You wonder what Roland Emmerich thinks of the new Godzilla movie, which is basically already a hit. Emmerich’s film made money, although given the HUGE advertising blitz Tri-Star put into it, not enough to inspire a sequel. This decision was probably made easier by the fact that pretty much nobody liked the movie.
That was Tri-Stars’ own fault, though. This goes back, like John Carter, to studios making massively-budgeted movie that they have no faith in the central idea of. Disney was afraid to market John Carter as taking place on Mars, but spent $250 million on a movie that, you know, takes place on Mars. (And was meant to kick off a recurring tent pole franchise that, you know, takes place on Mars.) Since the initial trailers were hellbent on avoiding the M-word–thus explaining why it’s not in the title, ala the rather more evocative John Carter of Mars–the trailer was more confusing and generic-seeming than it needed to be, which certainly didn’t help the box office.
Tri-Star paid Toho all this money for the rights to Godzilla–and the movie, made 16 years ago, cost nearly as much as the new one, and again spent a staggering amount on advertising–but then didn’t appear to think that audiences really cared if they got a Godzilla movie or not. I will never understand that sort of thinking. So rather than trying to get somebody who would make the best Godzilla movie possible, as the new people sought to do, they went the (supposedly) safe route and worked to hire people who had made successful movies before.
This despite the fact that Dean and Emmerich repeatedly turned down the assignment, and publicly talked about their disdain for the character’s “cheese factor.” This from the guys who made Independence Day. Eventually Tri-Star threw enough money at the guys that they took the job, and then basically had to leave them completely in charge.
And so the guys made a Godzilla movie that had basically nothing to do with the things that define Godzilla. Hell, they didn’t even want him to have any sort of atomic breath weapon, again presumably because it was ‘cheesy’. (Like Superman flying, I guess.) If you look close at the few times their ‘Godzilla’ shoots flames, he’s simply blowing stuff, and they overlaid flames later when they finally figured out that audiences actually expected and wanted to see ‘Godzilla’ use the thing that is most associated with Godzilla.
For all that, IF you didn’t call it Godzilla and then cut out the atrocious 40 minutes having to do with the
velociraptors baby godzillas, the movie would have been 90 minutes of passable fun. Although there still would have been major problems with it, such as sporting the single worst female lead performance ever in a major motion picture.

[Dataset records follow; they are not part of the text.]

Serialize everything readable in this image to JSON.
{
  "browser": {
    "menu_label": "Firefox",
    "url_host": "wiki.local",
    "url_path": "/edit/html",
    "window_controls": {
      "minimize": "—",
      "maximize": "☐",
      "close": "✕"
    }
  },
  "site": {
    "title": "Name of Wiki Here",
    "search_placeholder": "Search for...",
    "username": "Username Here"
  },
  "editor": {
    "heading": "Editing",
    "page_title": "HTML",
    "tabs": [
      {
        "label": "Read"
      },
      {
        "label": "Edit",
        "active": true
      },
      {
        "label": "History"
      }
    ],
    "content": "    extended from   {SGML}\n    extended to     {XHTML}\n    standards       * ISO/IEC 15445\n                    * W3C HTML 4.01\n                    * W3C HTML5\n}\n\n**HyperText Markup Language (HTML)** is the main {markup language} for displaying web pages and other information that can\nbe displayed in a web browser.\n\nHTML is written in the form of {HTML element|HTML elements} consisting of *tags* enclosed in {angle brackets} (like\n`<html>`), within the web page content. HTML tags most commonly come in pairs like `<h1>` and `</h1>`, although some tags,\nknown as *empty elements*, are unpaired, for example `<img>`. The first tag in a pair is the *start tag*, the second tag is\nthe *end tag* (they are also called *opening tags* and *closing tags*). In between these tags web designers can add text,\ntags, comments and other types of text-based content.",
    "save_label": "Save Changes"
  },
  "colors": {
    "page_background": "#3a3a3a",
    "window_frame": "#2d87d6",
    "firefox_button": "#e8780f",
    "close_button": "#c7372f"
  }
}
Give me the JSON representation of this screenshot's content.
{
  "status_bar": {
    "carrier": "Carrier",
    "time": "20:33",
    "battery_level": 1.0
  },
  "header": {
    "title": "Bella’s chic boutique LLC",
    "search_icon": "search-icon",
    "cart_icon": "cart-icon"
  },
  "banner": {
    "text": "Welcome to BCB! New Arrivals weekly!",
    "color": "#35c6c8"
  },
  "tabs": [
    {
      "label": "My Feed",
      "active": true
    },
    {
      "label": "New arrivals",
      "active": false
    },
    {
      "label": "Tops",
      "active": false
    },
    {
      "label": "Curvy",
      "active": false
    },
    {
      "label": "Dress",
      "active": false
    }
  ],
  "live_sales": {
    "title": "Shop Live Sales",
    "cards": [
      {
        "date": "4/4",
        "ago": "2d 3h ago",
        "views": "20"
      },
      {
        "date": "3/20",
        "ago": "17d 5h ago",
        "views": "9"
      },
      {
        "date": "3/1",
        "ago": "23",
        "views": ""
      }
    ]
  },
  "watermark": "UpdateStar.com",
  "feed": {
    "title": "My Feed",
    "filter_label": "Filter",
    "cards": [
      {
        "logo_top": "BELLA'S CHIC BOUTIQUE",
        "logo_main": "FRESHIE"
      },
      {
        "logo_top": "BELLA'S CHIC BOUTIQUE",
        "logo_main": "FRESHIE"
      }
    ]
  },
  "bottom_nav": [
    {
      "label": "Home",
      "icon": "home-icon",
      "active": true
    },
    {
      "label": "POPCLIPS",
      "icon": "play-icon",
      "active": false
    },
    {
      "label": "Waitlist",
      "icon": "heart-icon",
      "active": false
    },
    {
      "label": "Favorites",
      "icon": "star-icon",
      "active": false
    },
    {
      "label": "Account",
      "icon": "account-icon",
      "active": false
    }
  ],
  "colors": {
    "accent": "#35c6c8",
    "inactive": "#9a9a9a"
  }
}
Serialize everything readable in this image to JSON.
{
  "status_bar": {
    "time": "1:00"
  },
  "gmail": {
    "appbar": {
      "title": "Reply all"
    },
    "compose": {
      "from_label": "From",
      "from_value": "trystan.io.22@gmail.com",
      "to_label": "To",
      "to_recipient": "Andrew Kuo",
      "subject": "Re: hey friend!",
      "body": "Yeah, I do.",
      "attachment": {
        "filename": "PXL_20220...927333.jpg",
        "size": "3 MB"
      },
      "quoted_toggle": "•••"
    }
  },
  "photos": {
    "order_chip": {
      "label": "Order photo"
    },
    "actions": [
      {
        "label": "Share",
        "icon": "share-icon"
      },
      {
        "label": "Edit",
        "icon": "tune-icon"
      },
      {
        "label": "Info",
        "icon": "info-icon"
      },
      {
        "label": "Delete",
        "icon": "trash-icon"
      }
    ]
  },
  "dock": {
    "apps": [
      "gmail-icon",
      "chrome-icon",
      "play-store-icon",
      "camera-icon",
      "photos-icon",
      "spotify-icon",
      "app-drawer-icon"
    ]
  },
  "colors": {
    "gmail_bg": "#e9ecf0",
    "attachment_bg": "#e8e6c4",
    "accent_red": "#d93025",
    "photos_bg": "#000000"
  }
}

Emmerich will probably try to fob things off by saying Gareth Edwards had access to better special effects or something. But the fact is, Dean and Emmerich made a spectacularly misjudged and overall sort of shit movie, and Gareth Edwards didn’t.
Oh, and Edwards also made a Godzilla movie. So he had that going for him.